In 12 short stories, Zalika Reid-Benta makes her debut by introducing us to a Canadian teen, living in “Little Jamaica,” Toronto’s Eglinton West neighborhood as she tries to hold onto her cultural identity–and grow up at the same time.
Black Brother, Black Brother (March 3)
Award-winning author Jewell Parker Rhodes takes us inside the brotherhood of two high school students in this middle grade novel. While one brother presents as White, the other presents as Black and gains the nickname of “Black brother” at their prep school. An examination of the school-to-prison pipeline, in this book the darker brother gets framed and arrested, but thankfully befriends an Olympic fencer and soon begins to prepare for a fencing competition.
On the Corner of Hope and Main (March 3)
Part of her Blessings novel series, author Beverly Jenkins turns our eye to Henry Adams, Kansas in this novel where the mayor, Trent July, is stepping down. Meanwhile Malachi “Mal” July is trying to repair the damage he’s done, including to his woman. But is she ready to forgive?

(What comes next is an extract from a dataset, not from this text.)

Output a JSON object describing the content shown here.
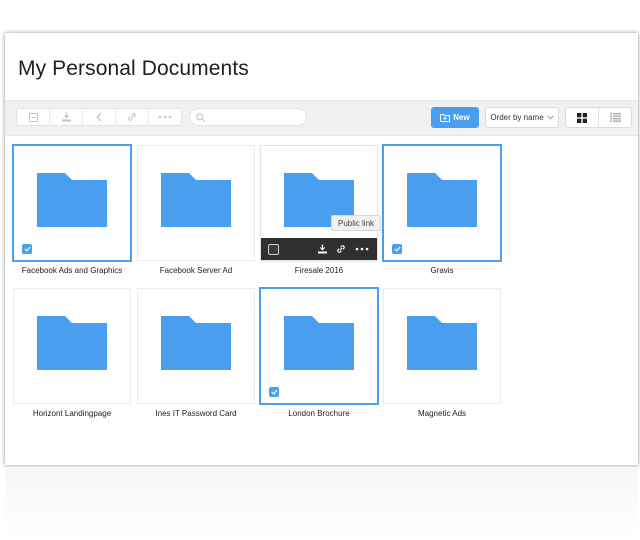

a fire like you (March 10)
Following nectar and soft magic, poet Upile Chisala is back with a third book in the series, a fire like you. This poetry collection explores being a Black Malawian woman, self-love and empowerment.
We Inherit What the Fires Left (March 24)

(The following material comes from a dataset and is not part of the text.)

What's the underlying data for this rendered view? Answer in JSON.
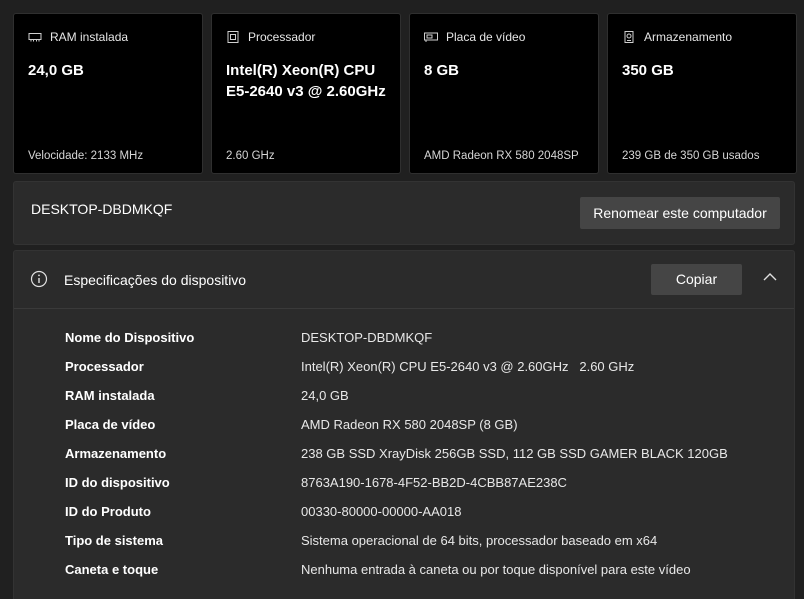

Black Nerd Problems co-founder and award-winning poet, William Evans, brings us this new collection of poetry, which deals with the struggles and triumphs of being a Black man living in the suburbs.
I Don’t Want to Die Poor (April 7)

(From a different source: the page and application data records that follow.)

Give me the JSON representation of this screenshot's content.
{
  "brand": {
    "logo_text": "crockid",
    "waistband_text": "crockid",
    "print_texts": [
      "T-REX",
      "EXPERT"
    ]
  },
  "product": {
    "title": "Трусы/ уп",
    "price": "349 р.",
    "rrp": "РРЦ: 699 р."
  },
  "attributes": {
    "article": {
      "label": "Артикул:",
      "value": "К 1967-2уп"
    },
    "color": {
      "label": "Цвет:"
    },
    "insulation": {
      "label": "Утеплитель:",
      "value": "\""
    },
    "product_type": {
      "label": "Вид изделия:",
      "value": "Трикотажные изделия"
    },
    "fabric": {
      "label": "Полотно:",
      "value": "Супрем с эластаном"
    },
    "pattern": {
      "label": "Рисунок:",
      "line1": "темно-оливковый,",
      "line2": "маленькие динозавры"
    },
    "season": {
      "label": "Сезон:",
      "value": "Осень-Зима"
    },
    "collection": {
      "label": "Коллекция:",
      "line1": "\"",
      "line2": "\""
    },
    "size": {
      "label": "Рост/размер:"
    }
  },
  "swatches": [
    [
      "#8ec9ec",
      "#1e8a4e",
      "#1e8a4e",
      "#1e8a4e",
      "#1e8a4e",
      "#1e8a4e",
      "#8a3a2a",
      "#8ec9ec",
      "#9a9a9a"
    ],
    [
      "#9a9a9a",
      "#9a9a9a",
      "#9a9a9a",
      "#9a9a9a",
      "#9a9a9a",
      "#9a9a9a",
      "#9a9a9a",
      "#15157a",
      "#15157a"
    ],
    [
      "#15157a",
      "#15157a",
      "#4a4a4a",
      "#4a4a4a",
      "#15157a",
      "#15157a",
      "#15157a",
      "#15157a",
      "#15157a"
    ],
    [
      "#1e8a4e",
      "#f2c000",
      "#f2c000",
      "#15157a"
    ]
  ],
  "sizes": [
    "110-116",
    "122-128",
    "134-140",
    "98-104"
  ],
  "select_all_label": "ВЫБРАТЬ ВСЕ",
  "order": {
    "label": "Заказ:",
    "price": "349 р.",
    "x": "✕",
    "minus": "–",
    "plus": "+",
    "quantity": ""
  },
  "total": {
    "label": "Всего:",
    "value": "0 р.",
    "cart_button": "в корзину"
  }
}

New York Times bestselling author Michael Arceneaux explores the financial burden of chasing your dreams in this new collection of essays.
Little Family (April 28)
Sierra Leonean author explores the meaning of family in his new novel that details the friendships of five people living together under one roof. But when one gets a taste of the good life and a chance to follow her dreams, their family is not only at odds its at risk.
Wandering in Strange Lands (May 12)
Morgan Jerkins returns with a memoir of sorts that reflects back 300 years. Taking a look at the Great Migration, where hundreds of disenfranchised Black people left the south for the north in America, in search for better opportunities, this book explores how it changed culture, customs and the very fabric of America.
Real Men Knit (May 19)
Four brothers struggle to keep a neighborhood knitting shop open after its owner, and their adoptive mother, suddenly dies. But when a part-time employee, who has a crush on the heartthrob brother offers to help, the store looks like it has a chance–or does it?